A new year full of hope
A new year begins, ushering out a dramatic year and- a-half that probably left many in the industry wondering why they ever launched a career in the air cargo industry! The good news is that the crisis has waned and fears of a double-dip recession appear unlikely to come to a fruition. Volumes have moderated […]
December 1, 2010
By Donald Urquhart

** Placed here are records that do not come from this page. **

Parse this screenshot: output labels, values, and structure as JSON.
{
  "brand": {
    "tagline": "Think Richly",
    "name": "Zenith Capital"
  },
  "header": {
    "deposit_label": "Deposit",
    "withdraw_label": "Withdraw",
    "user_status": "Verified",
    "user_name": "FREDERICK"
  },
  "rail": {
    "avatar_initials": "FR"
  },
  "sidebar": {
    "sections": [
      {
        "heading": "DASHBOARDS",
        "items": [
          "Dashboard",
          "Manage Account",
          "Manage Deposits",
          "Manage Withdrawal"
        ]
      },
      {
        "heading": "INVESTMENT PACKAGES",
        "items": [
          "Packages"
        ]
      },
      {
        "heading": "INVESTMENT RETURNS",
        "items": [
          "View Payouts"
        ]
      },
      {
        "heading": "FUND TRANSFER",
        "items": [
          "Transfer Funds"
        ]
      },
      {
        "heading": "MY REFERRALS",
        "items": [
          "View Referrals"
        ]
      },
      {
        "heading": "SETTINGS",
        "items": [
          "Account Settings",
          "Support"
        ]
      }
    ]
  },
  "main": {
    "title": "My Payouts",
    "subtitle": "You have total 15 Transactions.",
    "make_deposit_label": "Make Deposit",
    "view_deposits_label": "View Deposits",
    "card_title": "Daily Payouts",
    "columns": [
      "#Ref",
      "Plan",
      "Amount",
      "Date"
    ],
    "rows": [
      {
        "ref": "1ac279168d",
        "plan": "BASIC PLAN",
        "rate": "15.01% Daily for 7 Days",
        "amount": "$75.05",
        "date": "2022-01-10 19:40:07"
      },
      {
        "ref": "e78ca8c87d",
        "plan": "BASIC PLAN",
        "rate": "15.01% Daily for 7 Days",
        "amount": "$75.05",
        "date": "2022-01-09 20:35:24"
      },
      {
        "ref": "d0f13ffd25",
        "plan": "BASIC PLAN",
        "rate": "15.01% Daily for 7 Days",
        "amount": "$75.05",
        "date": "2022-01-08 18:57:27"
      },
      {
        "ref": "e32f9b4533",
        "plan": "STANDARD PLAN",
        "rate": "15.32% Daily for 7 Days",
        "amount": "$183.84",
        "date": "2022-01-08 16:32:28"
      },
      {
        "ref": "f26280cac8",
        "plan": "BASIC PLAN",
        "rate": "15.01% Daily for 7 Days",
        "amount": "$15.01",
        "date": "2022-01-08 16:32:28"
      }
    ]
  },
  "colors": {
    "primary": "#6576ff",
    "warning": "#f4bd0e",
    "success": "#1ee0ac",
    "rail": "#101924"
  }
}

A new year begins, ushering out a dramatic year and- a-half that probably left many in the industry wondering why they ever launched a career in the air cargo industry! The good news is that the crisis has waned and fears of a double-dip recession appear unlikely to come to a fruition. Volumes have moderated on last year at the same time, but pretty much all agree that it was a very unusual peak season due to inventory restocking. Most see the situation as returning to a more stable environment and are not particularly fussed at the slight slippage in volumes. But there is some amount of potential bad news in all of this as yields appear to be under some pressure as more capacity is reinstated and over the coming months a substantial amount of new passenger capacity is set to come on-stream. But many in the industry feel that overall the vast majority of carriers have learned some vital lessons from the crisis of 2008/09. Only time will tell if they heed these lessons. Global economics ultimately will be a key factor deciding the fate of the industry. Should another of Europe’s fragile economies falter – and there’s certainly a few potential candidates – this could knock the fragile foundation out from under the economic recovery. But if the Ireland situation is any indication, there is a very close eye out for any quivering that could foretell collapse and hopefully this will enable any problem to be nipped in the bud before it creates greater havoc. Security will likely be the biggest challenge for the industry this year. Certainly the Yemen incident – which coincidently occurred in the middle of the TIACA cargo event in Amsterdam popping the prevailing bubble of optimism like a pin on a ballon – will forever change the business. Thankfully common sense has thus far prevailed and a nearly unprecedented level of consultation and cooperation between government and industry is now in the works. Also of note is the degree of cooperation within the global supply chain industry. The formation of the Global Cargo Action Group was also an unprecedented move that, while long overdue, was clearly a very wise and just-in-time move. And so, while much frenetic action takes place behind the scenes, all the rest of us can cross our fingers that sensible steps are taken to tighten up security without strangling the industry. Here’s looking forward to 2011, Cheers!